Feb 25 2016
A year ago today, five unelected bureaucrats at the Federal Communications Commission (FCC) decided to exploit an 80-year-old law meant for regulating radio, telephone, and telegraph operations, in order to begin regulating the Internet.
As unprecedented a step as this was, it was not the first time FCC bureaucrats attempted a takeover of the Internet.
More than five years ago, the FCC released its Open Internet Order of 2010, a set of new regulations designed to appease so-called "net neutrality" activists who had been fighting for more government control over the Internet.
But Americans fought back — and they won. The Internet service providers challenged the new FCC regulations in federal court, arguing that Title I of the Communications Act of 1934 did not give the FCC the authority to implement net neutrality regulations. And in 2014, the United States Court of Appeals for the D.C. Circuit issued a decision holding that the FCC had exceeded its authority to regulate Internet providers as "information services" under Title I.
Undeterred, and forever striving to expand their powers, the bureaucrats at the FCC did not give up. The next year they released their Open Internet Order of 2015, this time reclassifying Internet service providers as common carrier utilities, which is what AT&T was in 1934 when the federal Communications Act was first passed.
Back in the 1930s, it may have made sense for the FCC to protect consumers from a single company with monopoly control over an emerging communications technology. But we live in the 21st Century, and the Internet today is categorically different from telecommunications technology from the Great Depression era. Today, with numerous providers fighting over multiple platforms to offer consumers the best experience, the FCC's anachronistic approach will only stifle Internet-drive innovation, which will only hurt the consumers it claims to protect.
The truth is, the term "net neutrality" is deceptive: the notion that "all Internet data must be treated equally," as FCC supporters put it, is misguided from both a technical and an economic standpoint.
Some Internet traffic is very time-sensitive – think of Skyping your family or streaming a movie – while other traffic is not, like sending emails or general web browsing. This technical distinction points to the danger of a government regulatory regime that treats these different types of data as the same.
And make no mistake: the economic burden of these regulations will fall squarely on the backs of the consumers the FCC purports to help. Already, we have seen innovative programs like T-Mobile's "Binge-On" targeted by net-neutrality advocates for government regulation, even though they give consumers increased access to popular content at no additional cost.
Some proponents of net neutrality argue that Internet Service Providers (ISPs) engage in predatory practices in the future. The threat of anticompetitive behavior should always be taken seriously. But it makes no sense for a five-person panel of presidential appointees to write a sweeping law aimed at solving a problem that might someday exist. There are more effective, more democratic, and less intrusive ways to address anticompetitive behavior, including existing antitrust and consumer-protection laws.
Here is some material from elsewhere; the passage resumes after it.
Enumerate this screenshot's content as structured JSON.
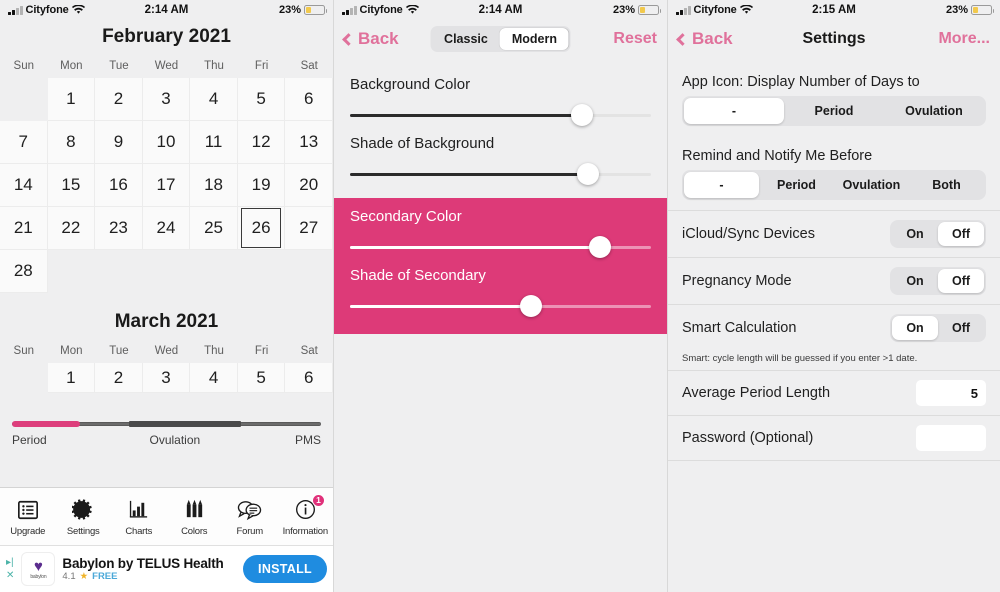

Others believe the FCC's regulations are the only way to mitigate potential freedom of speech violations. This concern should be taken seriously too. Since its explosion in the 1990's, the commercialized Internet has become the greatest marketplace of ideas and information in human history, and we should work to preserve its organic, multifarious nature. But if the availability of diverse content is what makes Internet access so valuable, what incentives do ISPs have to suppress free speech?
The reality is that the Internet has already taught us that the best way to protect free speech online is to keep the Internet open and free from cronyist bureaucratic control, allowing permissionless innovation to produce new and dynamic technologies that empower and connect people. That's why I have introduced, along with several of my colleagues, the Restoring Internet Freedom Act. This bill will repeal the FCC's net neutrality rules and set the stage for more comprehensive reforms of federal technology policy.
Instead of expanding the scope of an 80-year-old law beyond recognition, we should trust the good judgment and common sense of the American people to decide what works and what doesn't. This has been our nation's way since its inception: the belief that ordinary men and women – not distant, unelected bureaucrats – make their own decisions. The Restoring Internet Freedom Act is an important step in that direction.